Can someone give me an idea of how precisely I can measure the height of something (like a corn field) using a DJI X3? I need to be able to detect somewhat subtle surface differences based on variety, is this possible?
Not easily. Can to explain your objective a little more? Limitations in sfm / photogrammetry, particularly on corn, are going to have a big impact on what is possible, here. Corn has a big trade off in altitude. Low altitude doesn’t work well. Wind is also an issue - corn moves a lot…and falls over on the edges. Add to that sporadic cloud cover etc and you end up with a complex set of variables that it is very difficult to get a good, consistent and accurate result from…especially with an X3. Different camera systems (global shutter etc) offer better solutions, but radar / lidar is always going to yield the best results for this as it can see the ground through the canopy. If you can explain what you are looking to achieve I, or others on here, might have some ideas.
One tried and tested solution with sfm is with RTK gps correction and a pre-sowing baseline map. Although the ground moves a little and you have around 2cm positional accuracy, you can subtract baseline from key points in growth to give relatively accurate and consistent crop height and conveniently eradicate a lot of the ‘noise’. But you can’t (normally / practically) do it with a DJI Inspire and X3. If you need more accuracy than that then you need radar / lidar or an in-field sensor.
This is for plant genetics research. We have two major problems that require extensive time in the field: Stand counts and Plant height. From what I know about UAVs, the first is fairly easily accomplished with mapping, the second is the hard part.
The field is structured into a grid of short rows of different varieties with gaps between, so there are points to help assembly (not like a dense corn field). My ideal package would be something I could take images of the field when the corn is small for stand count, then take similar pictures at maturity to assess differences in plant height. These do not have to be down to the centimeter, but I would like to be able to rate each variety “High, medium, Low” or something similar. The stand count is my priority in this, but if it is possible to get the ability to assess differences in plant height also, I would really like that.
My plan is to use an X3 and possibly an X3 NDVI conversion to do some of my graduate research, but the ability to do stand count and plant height would be a huge savings for me. I will be paying for the UAV, data processing, etc all myself, so it needs to be a somewhat simple solution, and not ridiculously expensive.
Can anyone provide pointers on how to go about this?
Are you aware of the work at Rothamsted?
- Setup permanent GCPs (DroneDeploy support guys can help you when processing the GCPs).
- Take a base map after sowing
- Take an emergence map which you can do around 40m for good results on the X3 for stand count.
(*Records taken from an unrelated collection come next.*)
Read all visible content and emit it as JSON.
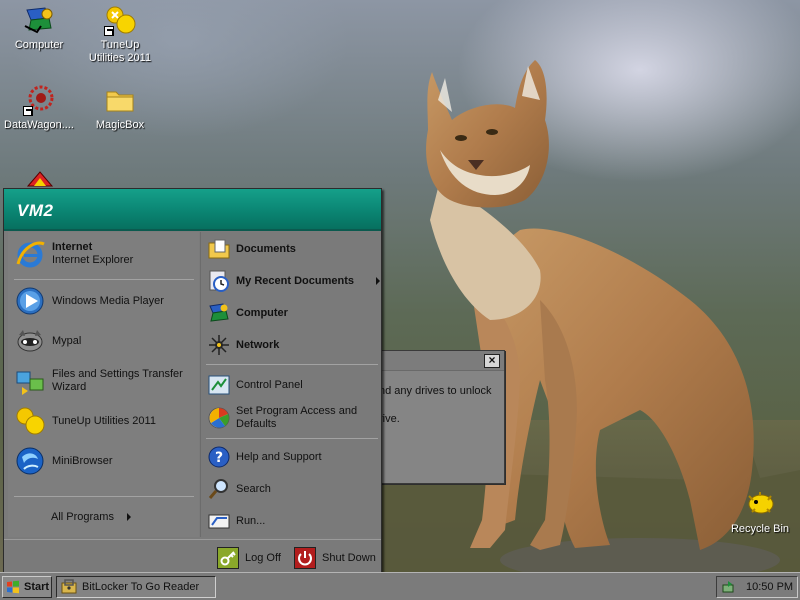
{
  "desktop": {
    "icons": [
      {
        "label": "Computer",
        "icon": "computer-icon"
      },
      {
        "label": "TuneUp Utilities 2011",
        "icon": "tuneup-icon"
      },
      {
        "label": "DataWagon....",
        "icon": "datawagon-icon"
      },
      {
        "label": "MagicBox",
        "icon": "folder-icon"
      },
      {
        "label": "Recycle Bin",
        "icon": "recycle-bin-icon"
      }
    ]
  },
  "dialog": {
    "line1": "nd any drives to unlock",
    "line2": "rive."
  },
  "start_menu": {
    "user": "VM2",
    "left": {
      "pinned": [
        {
          "title": "Internet",
          "subtitle": "Internet Explorer",
          "icon": "internet-explorer-icon"
        }
      ],
      "programs": [
        {
          "label": "Windows Media Player",
          "icon": "media-player-icon"
        },
        {
          "label": "Mypal",
          "icon": "mypal-icon"
        },
        {
          "label": "Files and Settings Transfer Wizard",
          "icon": "transfer-wizard-icon"
        },
        {
          "label": "TuneUp Utilities 2011",
          "icon": "tuneup-icon"
        },
        {
          "label": "MiniBrowser",
          "icon": "minibrowser-icon"
        }
      ],
      "all_programs": "All Programs"
    },
    "right": {
      "items": [
        {
          "label": "Documents",
          "icon": "documents-icon"
        },
        {
          "label": "My Recent Documents",
          "icon": "recent-documents-icon"
        },
        {
          "label": "Computer",
          "icon": "computer-icon"
        },
        {
          "label": "Network",
          "icon": "network-icon"
        },
        {
          "label": "Control Panel",
          "icon": "control-panel-icon"
        },
        {
          "label": "Set Program Access and Defaults",
          "icon": "program-access-icon"
        },
        {
          "label": "Help and Support",
          "icon": "help-icon"
        },
        {
          "label": "Search",
          "icon": "search-icon"
        },
        {
          "label": "Run...",
          "icon": "run-icon"
        }
      ]
    },
    "footer": {
      "log_off": "Log Off",
      "shut_down": "Shut Down"
    }
  },
  "taskbar": {
    "start_label": "Start",
    "tasks": [
      {
        "label": "BitLocker To Go Reader",
        "icon": "bitlocker-icon"
      }
    ],
    "clock": "10:50 PM"
  }
}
- Take pre-harvest / end trial map for plant height. Given your grids you should get good height data, but be aware of plot spacing and possible rope boundaries to prevent / limit crop fall-over and keep boundaries clear of encroachment because all of that will skew your results. Basically, where the standing corn ends you want a nice, clean edge and then nothing but soil on the plot boundary. Then, just map it on a still day and you should get pretty good results.
I’d recommend flying EACH map twice at two different altitudes. Say 40m and 80m. Earlier in the growth the lower altitude will give better results, latter the higher but by flying both you have the cross-reference should you need it.
Similarly with the x3 NDVI, although you’ll really struggle to get much useful out of that at 40m.
I’m doing research in agriculture for software I’m planning to build and I was wondering what decisions can be made based on stand counts, as well as plant heights, when growing corn. Any chance you can help me out?